Data extract: Begin
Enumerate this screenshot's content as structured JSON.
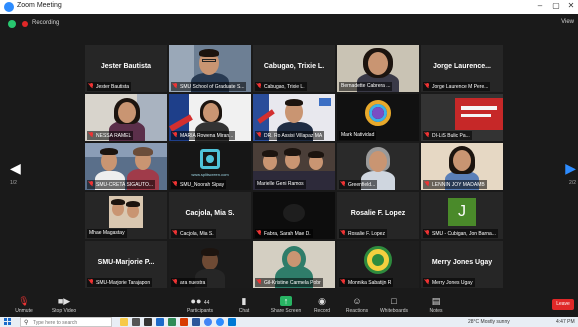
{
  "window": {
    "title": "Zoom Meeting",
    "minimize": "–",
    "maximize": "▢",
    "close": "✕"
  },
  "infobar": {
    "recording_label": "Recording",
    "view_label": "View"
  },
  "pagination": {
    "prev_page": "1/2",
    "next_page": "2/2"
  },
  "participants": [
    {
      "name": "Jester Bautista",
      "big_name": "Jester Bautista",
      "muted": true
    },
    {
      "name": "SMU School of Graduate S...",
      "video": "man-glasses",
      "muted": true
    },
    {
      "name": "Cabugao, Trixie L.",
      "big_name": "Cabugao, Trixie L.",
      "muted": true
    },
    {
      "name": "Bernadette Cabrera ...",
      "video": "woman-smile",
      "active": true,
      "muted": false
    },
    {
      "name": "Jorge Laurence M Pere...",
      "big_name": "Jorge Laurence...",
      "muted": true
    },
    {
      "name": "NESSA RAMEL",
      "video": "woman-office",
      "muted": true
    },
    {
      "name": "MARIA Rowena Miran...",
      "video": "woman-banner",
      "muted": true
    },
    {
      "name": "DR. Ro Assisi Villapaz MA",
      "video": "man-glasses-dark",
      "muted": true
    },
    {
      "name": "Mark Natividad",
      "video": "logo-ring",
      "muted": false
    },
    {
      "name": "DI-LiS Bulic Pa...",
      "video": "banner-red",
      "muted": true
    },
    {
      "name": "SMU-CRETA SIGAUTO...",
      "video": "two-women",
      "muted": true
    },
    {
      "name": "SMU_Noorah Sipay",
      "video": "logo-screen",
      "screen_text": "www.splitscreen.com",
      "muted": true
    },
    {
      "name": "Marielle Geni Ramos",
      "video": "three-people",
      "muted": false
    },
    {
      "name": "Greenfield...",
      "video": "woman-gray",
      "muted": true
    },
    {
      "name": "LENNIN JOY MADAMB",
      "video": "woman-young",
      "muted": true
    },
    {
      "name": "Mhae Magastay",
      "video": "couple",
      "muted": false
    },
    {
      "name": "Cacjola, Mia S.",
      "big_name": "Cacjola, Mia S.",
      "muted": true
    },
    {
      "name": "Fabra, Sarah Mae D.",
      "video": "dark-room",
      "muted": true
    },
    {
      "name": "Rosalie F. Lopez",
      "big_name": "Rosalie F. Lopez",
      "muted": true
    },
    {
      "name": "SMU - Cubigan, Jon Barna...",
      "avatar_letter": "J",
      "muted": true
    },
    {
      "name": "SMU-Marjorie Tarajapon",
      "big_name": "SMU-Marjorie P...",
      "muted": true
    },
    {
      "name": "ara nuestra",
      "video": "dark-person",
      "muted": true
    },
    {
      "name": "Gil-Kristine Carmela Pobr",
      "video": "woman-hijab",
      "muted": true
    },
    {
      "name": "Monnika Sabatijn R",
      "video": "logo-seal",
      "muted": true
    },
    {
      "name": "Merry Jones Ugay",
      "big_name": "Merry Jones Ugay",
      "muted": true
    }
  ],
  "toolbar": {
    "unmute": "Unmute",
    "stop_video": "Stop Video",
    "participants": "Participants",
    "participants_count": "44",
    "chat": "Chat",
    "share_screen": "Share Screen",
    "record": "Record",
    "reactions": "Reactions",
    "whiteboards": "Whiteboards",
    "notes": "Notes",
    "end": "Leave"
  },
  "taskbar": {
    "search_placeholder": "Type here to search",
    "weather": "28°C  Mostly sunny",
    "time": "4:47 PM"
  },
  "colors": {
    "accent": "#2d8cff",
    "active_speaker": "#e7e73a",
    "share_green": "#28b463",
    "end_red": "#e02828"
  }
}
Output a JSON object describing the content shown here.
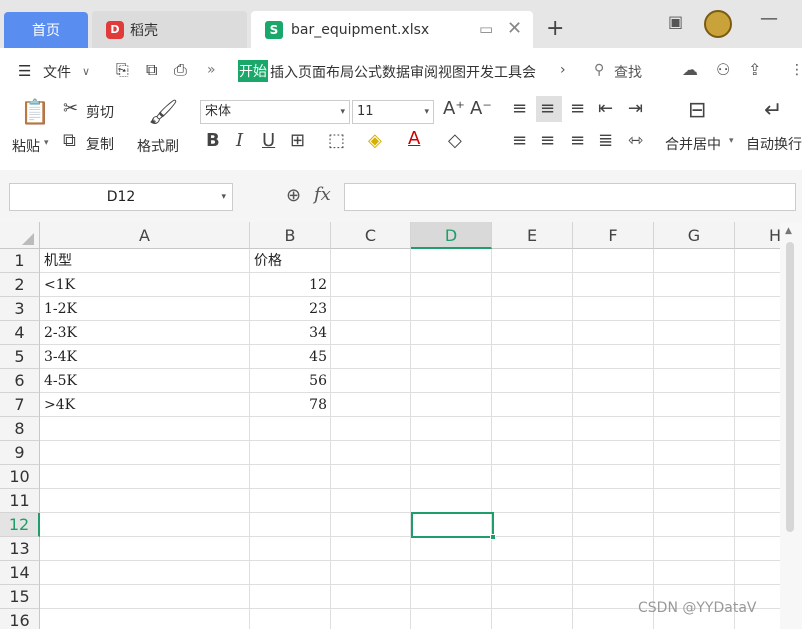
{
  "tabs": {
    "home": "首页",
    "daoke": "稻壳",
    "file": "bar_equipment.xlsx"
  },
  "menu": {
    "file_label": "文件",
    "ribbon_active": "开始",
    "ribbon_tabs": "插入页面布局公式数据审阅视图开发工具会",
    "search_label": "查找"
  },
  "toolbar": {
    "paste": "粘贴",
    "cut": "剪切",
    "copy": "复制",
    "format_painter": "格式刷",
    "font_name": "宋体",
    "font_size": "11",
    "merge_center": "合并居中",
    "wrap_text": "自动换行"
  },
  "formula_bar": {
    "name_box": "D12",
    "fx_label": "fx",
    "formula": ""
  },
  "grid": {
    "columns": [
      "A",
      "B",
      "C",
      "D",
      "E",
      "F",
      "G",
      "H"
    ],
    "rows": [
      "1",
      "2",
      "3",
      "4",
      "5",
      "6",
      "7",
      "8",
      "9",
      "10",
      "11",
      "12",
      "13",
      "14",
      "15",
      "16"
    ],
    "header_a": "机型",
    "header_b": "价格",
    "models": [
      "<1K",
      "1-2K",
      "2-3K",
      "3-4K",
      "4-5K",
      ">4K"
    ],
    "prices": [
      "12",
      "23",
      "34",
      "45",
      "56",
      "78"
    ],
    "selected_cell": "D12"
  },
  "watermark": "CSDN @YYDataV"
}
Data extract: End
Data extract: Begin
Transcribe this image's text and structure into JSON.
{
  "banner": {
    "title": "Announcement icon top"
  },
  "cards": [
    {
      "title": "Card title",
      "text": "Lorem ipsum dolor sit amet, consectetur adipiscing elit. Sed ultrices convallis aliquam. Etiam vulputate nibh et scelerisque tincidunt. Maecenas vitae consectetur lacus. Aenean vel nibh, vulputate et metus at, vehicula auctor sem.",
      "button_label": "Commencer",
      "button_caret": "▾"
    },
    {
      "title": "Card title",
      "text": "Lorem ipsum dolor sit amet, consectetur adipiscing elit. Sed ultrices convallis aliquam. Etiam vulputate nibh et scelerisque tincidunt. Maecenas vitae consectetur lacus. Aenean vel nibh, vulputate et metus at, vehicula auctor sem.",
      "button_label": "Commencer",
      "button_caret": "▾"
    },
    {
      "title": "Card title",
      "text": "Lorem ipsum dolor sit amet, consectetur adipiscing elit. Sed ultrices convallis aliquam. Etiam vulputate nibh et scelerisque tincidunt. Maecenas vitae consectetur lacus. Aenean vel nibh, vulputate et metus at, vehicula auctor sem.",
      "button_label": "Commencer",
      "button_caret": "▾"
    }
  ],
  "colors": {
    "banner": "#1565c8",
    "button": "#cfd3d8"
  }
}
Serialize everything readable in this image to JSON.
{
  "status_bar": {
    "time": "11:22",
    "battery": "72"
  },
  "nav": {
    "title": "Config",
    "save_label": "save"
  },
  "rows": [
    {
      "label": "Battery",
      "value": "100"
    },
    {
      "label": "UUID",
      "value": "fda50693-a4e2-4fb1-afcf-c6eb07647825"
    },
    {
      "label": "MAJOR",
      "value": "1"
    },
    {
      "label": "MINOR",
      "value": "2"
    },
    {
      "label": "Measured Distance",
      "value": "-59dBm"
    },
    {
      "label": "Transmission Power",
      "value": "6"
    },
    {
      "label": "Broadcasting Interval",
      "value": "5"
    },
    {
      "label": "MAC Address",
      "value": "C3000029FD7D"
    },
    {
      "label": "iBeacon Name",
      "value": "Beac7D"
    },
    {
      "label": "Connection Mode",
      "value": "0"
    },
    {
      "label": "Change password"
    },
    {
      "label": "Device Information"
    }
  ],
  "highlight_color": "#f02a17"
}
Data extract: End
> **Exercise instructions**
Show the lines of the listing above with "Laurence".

> **Solution to this exercise**
      "name": "Jorge Laurence M Pere...",
      "big_name": "Jorge Laurence...",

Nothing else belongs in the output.